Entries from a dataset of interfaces
-=-=-=-=-
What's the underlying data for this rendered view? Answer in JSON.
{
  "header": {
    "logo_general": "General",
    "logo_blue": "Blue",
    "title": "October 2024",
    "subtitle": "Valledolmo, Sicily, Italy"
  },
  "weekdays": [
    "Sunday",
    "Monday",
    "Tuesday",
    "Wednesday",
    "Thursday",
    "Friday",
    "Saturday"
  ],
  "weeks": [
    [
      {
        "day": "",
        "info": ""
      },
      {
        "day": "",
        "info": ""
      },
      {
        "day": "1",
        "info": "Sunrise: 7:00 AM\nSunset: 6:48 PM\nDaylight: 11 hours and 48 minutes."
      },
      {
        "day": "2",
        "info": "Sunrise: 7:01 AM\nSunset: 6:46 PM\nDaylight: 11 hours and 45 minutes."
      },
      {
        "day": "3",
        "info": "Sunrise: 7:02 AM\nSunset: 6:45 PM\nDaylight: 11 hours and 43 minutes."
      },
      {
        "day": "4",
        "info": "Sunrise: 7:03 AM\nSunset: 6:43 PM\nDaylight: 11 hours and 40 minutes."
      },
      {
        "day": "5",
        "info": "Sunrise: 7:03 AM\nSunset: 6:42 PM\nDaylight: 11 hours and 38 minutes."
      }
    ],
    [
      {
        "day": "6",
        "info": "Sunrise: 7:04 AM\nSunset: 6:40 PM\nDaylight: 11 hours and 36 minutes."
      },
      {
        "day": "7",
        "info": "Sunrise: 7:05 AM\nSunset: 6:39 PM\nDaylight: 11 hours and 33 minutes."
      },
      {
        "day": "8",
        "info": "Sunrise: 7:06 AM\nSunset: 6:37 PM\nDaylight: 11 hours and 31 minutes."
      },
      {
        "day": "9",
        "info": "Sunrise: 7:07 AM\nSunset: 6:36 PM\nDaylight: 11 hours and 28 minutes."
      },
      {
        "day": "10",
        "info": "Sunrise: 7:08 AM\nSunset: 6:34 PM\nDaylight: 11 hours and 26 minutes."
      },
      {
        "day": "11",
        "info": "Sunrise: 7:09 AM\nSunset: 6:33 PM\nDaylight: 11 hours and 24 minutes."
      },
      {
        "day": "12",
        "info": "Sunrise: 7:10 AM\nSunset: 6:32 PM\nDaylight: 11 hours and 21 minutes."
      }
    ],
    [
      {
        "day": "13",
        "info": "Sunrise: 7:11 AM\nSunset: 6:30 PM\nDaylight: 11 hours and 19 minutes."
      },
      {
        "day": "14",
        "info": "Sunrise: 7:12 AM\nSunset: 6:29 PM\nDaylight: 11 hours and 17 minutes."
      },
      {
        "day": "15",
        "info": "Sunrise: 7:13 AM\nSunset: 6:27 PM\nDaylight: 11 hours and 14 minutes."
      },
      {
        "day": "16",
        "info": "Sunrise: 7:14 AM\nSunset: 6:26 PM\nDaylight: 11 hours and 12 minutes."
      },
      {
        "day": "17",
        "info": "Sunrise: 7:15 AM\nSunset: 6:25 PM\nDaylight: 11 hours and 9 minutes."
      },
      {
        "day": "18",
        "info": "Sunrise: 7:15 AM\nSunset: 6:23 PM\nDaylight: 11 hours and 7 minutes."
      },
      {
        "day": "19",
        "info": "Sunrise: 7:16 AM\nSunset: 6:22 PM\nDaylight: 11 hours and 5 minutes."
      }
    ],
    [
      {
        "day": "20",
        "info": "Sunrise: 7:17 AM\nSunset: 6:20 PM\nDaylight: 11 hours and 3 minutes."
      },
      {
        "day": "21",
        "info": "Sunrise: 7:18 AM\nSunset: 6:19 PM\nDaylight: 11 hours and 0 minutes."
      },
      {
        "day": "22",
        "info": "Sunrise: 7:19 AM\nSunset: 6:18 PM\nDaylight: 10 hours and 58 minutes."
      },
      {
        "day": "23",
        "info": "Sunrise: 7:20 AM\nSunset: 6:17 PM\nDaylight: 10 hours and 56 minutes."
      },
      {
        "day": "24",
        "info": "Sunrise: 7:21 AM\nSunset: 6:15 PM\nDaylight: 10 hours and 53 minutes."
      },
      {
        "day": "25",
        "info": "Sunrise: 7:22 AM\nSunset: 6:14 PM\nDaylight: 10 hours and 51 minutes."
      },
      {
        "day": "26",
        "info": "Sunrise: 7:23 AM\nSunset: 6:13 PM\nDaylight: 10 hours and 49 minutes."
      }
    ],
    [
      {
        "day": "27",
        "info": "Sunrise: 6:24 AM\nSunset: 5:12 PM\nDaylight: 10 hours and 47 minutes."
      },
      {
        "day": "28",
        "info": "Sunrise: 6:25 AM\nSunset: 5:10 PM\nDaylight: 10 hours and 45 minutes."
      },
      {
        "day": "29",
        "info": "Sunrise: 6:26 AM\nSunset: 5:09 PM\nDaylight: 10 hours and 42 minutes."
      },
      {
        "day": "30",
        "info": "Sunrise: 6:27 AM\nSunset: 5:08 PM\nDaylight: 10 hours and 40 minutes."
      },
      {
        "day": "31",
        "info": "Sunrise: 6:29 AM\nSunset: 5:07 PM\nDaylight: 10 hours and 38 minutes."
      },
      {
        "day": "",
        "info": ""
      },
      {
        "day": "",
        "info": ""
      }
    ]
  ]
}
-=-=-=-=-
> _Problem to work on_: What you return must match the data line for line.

> _Solution to this exercise_:
What's the underlying data for this rendered view? Answer in JSON.
{
  "header": {
    "logo_general": "General",
    "logo_blue": "Blue",
    "title": "October 2024",
    "subtitle": "Valledolmo, Sicily, Italy"
  },
  "weekdays": [
    "Sunday",
    "Monday",
    "Tuesday",
    "Wednesday",
    "Thursday",
    "Friday",
    "Saturday"
  ],
  "weeks": [
    [
      {
        "day": "",
        "info": ""
      },
      {
        "day": "",
        "info": ""
      },
      {
        "day": "1",
        "info": "Sunrise: 7:00 AM\nSunset: 6:48 PM\nDaylight: 11 hours and 48 minutes."
      },
      {
        "day": "2",
        "info": "Sunrise: 7:01 AM\nSunset: 6:46 PM\nDaylight: 11 hours and 45 minutes."
      },
      {
        "day": "3",
        "info": "Sunrise: 7:02 AM\nSunset: 6:45 PM\nDaylight: 11 hours and 43 minutes."
      },
      {
        "day": "4",
        "info": "Sunrise: 7:03 AM\nSunset: 6:43 PM\nDaylight: 11 hours and 40 minutes."
      },
      {
        "day": "5",
        "info": "Sunrise: 7:03 AM\nSunset: 6:42 PM\nDaylight: 11 hours and 38 minutes."
      }
    ],
    [
      {
        "day": "6",
        "info": "Sunrise: 7:04 AM\nSunset: 6:40 PM\nDaylight: 11 hours and 36 minutes."
      },
      {
        "day": "7",
        "info": "Sunrise: 7:05 AM\nSunset: 6:39 PM\nDaylight: 11 hours and 33 minutes."
      },
      {
        "day": "8",
        "info": "Sunrise: 7:06 AM\nSunset: 6:37 PM\nDaylight: 11 hours and 31 minutes."
      },
      {
        "day": "9",
        "info": "Sunrise: 7:07 AM\nSunset: 6:36 PM\nDaylight: 11 hours and 28 minutes."
      },
      {
        "day": "10",
        "info": "Sunrise: 7:08 AM\nSunset: 6:34 PM\nDaylight: 11 hours and 26 minutes."
      },
      {
        "day": "11",
        "info": "Sunrise: 7:09 AM\nSunset: 6:33 PM\nDaylight: 11 hours and 24 minutes."
      },
      {
        "day": "12",
        "info": "Sunrise: 7:10 AM\nSunset: 6:32 PM\nDaylight: 11 hours and 21 minutes."
      }
    ],
    [
      {
        "day": "13",
        "info": "Sunrise: 7:11 AM\nSunset: 6:30 PM\nDaylight: 11 hours and 19 minutes."
      },
      {
        "day": "14",
        "info": "Sunrise: 7:12 AM\nSunset: 6:29 PM\nDaylight: 11 hours and 17 minutes."
      },
      {
        "day": "15",
        "info": "Sunrise: 7:13 AM\nSunset: 6:27 PM\nDaylight: 11 hours and 14 minutes."
      },
      {
        "day": "16",
        "info": "Sunrise: 7:14 AM\nSunset: 6:26 PM\nDaylight: 11 hours and 12 minutes."
      },
      {
        "day": "17",
        "info": "Sunrise: 7:15 AM\nSunset: 6:25 PM\nDaylight: 11 hours and 9 minutes."
      },
      {
        "day": "18",
        "info": "Sunrise: 7:15 AM\nSunset: 6:23 PM\nDaylight: 11 hours and 7 minutes."
      },
      {
        "day": "19",
        "info": "Sunrise: 7:16 AM\nSunset: 6:22 PM\nDaylight: 11 hours and 5 minutes."
      }
    ],
    [
      {
        "day": "20",
        "info": "Sunrise: 7:17 AM\nSunset: 6:20 PM\nDaylight: 11 hours and 3 minutes."
      },
      {
        "day": "21",
        "info": "Sunrise: 7:18 AM\nSunset: 6:19 PM\nDaylight: 11 hours and 0 minutes."
      },
      {
        "day": "22",
        "info": "Sunrise: 7:19 AM\nSunset: 6:18 PM\nDaylight: 10 hours and 58 minutes."
      },
      {
        "day": "23",
        "info": "Sunrise: 7:20 AM\nSunset: 6:17 PM\nDaylight: 10 hours and 56 minutes."
      },
      {
        "day": "24",
        "info": "Sunrise: 7:21 AM\nSunset: 6:15 PM\nDaylight: 10 hours and 53 minutes."
      },
      {
        "day": "25",
        "info": "Sunrise: 7:22 AM\nSunset: 6:14 PM\nDaylight: 10 hours and 51 minutes."
      },
      {
        "day": "26",
        "info": "Sunrise: 7:23 AM\nSunset: 6:13 PM\nDaylight: 10 hours and 49 minutes."
      }
    ],
    [
      {
        "day": "27",
        "info": "Sunrise: 6:24 AM\nSunset: 5:12 PM\nDaylight: 10 hours and 47 minutes."
      },
      {
        "day": "28",
        "info": "Sunrise: 6:25 AM\nSunset: 5:10 PM\nDaylight: 10 hours and 45 minutes."
      },
      {
        "day": "29",
        "info": "Sunrise: 6:26 AM\nSunset: 5:09 PM\nDaylight: 10 hours and 42 minutes."
      },
      {
        "day": "30",
        "info": "Sunrise: 6:27 AM\nSunset: 5:08 PM\nDaylight: 10 hours and 40 minutes."
      },
      {
        "day": "31",
        "info": "Sunrise: 6:29 AM\nSunset: 5:07 PM\nDaylight: 10 hours and 38 minutes."
      },
      {
        "day": "",
        "info": ""
      },
      {
        "day": "",
        "info": ""
      }
    ]
  ]
}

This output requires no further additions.